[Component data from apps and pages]
########################################
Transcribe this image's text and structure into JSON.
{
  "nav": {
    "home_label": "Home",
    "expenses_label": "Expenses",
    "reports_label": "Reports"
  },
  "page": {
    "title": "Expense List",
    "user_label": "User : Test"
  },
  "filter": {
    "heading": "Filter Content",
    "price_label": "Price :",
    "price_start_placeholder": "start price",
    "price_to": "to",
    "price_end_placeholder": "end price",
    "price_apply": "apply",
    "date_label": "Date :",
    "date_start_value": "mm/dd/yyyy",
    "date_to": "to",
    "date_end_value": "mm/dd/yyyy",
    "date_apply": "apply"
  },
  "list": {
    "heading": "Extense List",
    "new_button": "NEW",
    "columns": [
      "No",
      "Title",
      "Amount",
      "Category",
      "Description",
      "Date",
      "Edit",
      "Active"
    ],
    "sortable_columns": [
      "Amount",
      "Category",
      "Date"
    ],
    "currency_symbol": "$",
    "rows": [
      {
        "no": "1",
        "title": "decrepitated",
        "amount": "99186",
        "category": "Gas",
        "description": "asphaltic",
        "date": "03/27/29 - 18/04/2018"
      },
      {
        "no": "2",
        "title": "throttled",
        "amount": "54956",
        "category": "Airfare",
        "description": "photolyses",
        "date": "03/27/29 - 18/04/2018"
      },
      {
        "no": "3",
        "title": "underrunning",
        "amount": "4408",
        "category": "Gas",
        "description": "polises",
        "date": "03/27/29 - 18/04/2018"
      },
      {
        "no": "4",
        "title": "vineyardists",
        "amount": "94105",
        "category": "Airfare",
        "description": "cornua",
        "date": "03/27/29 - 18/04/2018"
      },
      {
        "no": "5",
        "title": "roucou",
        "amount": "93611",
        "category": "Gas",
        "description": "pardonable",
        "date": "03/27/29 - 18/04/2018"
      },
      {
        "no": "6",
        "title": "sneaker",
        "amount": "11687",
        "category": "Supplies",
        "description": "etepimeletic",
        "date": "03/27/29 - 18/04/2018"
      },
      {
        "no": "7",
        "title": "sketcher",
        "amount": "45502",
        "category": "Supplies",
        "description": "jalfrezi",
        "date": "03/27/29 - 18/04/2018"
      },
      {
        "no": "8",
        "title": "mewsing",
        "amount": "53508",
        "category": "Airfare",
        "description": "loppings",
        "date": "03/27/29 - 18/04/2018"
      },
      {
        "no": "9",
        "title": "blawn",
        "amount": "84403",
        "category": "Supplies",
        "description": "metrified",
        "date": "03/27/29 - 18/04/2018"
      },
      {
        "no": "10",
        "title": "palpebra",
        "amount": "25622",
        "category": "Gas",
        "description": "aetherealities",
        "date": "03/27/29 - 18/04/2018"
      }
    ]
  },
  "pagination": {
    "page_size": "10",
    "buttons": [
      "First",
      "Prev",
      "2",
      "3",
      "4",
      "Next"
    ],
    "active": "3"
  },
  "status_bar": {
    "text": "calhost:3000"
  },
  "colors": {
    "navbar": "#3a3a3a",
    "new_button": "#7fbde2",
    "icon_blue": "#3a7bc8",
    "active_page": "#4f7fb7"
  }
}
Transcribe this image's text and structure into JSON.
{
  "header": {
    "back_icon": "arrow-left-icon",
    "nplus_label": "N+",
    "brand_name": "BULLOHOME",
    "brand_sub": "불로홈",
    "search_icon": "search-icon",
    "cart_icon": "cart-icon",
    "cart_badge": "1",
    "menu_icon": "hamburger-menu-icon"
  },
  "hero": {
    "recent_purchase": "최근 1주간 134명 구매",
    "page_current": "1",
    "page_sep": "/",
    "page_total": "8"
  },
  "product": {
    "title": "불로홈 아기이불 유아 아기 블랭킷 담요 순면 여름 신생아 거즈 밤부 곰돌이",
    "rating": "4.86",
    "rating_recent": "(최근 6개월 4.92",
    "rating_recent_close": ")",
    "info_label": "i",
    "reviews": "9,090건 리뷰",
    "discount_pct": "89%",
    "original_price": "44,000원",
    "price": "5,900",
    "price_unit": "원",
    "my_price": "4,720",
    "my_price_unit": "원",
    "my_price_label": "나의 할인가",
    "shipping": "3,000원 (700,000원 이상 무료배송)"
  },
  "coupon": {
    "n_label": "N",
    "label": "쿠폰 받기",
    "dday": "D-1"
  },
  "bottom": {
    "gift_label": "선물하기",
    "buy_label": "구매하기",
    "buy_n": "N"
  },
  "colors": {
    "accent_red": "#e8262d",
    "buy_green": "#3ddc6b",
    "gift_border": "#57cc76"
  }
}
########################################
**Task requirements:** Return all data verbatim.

**The answer:**
Transcribe this image's text and structure into JSON.
{
  "nav": {
    "home_label": "Home",
    "expenses_label": "Expenses",
    "reports_label": "Reports"
  },
  "page": {
    "title": "Expense List",
    "user_label": "User : Test"
  },
  "filter": {
    "heading": "Filter Content",
    "price_label": "Price :",
    "price_start_placeholder": "start price",
    "price_to": "to",
    "price_end_placeholder": "end price",
    "price_apply": "apply",
    "date_label": "Date :",
    "date_start_value": "mm/dd/yyyy",
    "date_to": "to",
    "date_end_value": "mm/dd/yyyy",
    "date_apply": "apply"
  },
  "list": {
    "heading": "Extense List",
    "new_button": "NEW",
    "columns": [
      "No",
      "Title",
      "Amount",
      "Category",
      "Description",
      "Date",
      "Edit",
      "Active"
    ],
    "sortable_columns": [
      "Amount",
      "Category",
      "Date"
    ],
    "currency_symbol": "$",
    "rows": [
      {
        "no": "1",
        "title": "decrepitated",
        "amount": "99186",
        "category": "Gas",
        "description": "asphaltic",
        "date": "03/27/29 - 18/04/2018"
      },
      {
        "no": "2",
        "title": "throttled",
        "amount": "54956",
        "category": "Airfare",
        "description": "photolyses",
        "date": "03/27/29 - 18/04/2018"
      },
      {
        "no": "3",
        "title": "underrunning",
        "amount": "4408",
        "category": "Gas",
        "description": "polises",
        "date": "03/27/29 - 18/04/2018"
      },
      {
        "no": "4",
        "title": "vineyardists",
        "amount": "94105",
        "category": "Airfare",
        "description": "cornua",
        "date": "03/27/29 - 18/04/2018"
      },
      {
        "no": "5",
        "title": "roucou",
        "amount": "93611",
        "category": "Gas",
        "description": "pardonable",
        "date": "03/27/29 - 18/04/2018"
      },
      {
        "no": "6",
        "title": "sneaker",
        "amount": "11687",
        "category": "Supplies",
        "description": "etepimeletic",
        "date": "03/27/29 - 18/04/2018"
      },
      {
        "no": "7",
        "title": "sketcher",
        "amount": "45502",
        "category": "Supplies",
        "description": "jalfrezi",
        "date": "03/27/29 - 18/04/2018"
      },
      {
        "no": "8",
        "title": "mewsing",
        "amount": "53508",
        "category": "Airfare",
        "description": "loppings",
        "date": "03/27/29 - 18/04/2018"
      },
      {
        "no": "9",
        "title": "blawn",
        "amount": "84403",
        "category": "Supplies",
        "description": "metrified",
        "date": "03/27/29 - 18/04/2018"
      },
      {
        "no": "10",
        "title": "palpebra",
        "amount": "25622",
        "category": "Gas",
        "description": "aetherealities",
        "date": "03/27/29 - 18/04/2018"
      }
    ]
  },
  "pagination": {
    "page_size": "10",
    "buttons": [
      "First",
      "Prev",
      "2",
      "3",
      "4",
      "Next"
    ],
    "active": "3"
  },
  "status_bar": {
    "text": "calhost:3000"
  },
  "colors": {
    "navbar": "#3a3a3a",
    "new_button": "#7fbde2",
    "icon_blue": "#3a7bc8",
    "active_page": "#4f7fb7"
  }
}
Transcribe this image's text and structure into JSON.
{
  "header": {
    "back_icon": "arrow-left-icon",
    "nplus_label": "N+",
    "brand_name": "BULLOHOME",
    "brand_sub": "불로홈",
    "search_icon": "search-icon",
    "cart_icon": "cart-icon",
    "cart_badge": "1",
    "menu_icon": "hamburger-menu-icon"
  },
  "hero": {
    "recent_purchase": "최근 1주간 134명 구매",
    "page_current": "1",
    "page_sep": "/",
    "page_total": "8"
  },
  "product": {
    "title": "불로홈 아기이불 유아 아기 블랭킷 담요 순면 여름 신생아 거즈 밤부 곰돌이",
    "rating": "4.86",
    "rating_recent": "(최근 6개월 4.92",
    "rating_recent_close": ")",
    "info_label": "i",
    "reviews": "9,090건 리뷰",
    "discount_pct": "89%",
    "original_price": "44,000원",
    "price": "5,900",
    "price_unit": "원",
    "my_price": "4,720",
    "my_price_unit": "원",
    "my_price_label": "나의 할인가",
    "shipping": "3,000원 (700,000원 이상 무료배송)"
  },
  "coupon": {
    "n_label": "N",
    "label": "쿠폰 받기",
    "dday": "D-1"
  },
  "bottom": {
    "gift_label": "선물하기",
    "buy_label": "구매하기",
    "buy_n": "N"
  },
  "colors": {
    "accent_red": "#e8262d",
    "buy_green": "#3ddc6b",
    "gift_border": "#57cc76"
  }
}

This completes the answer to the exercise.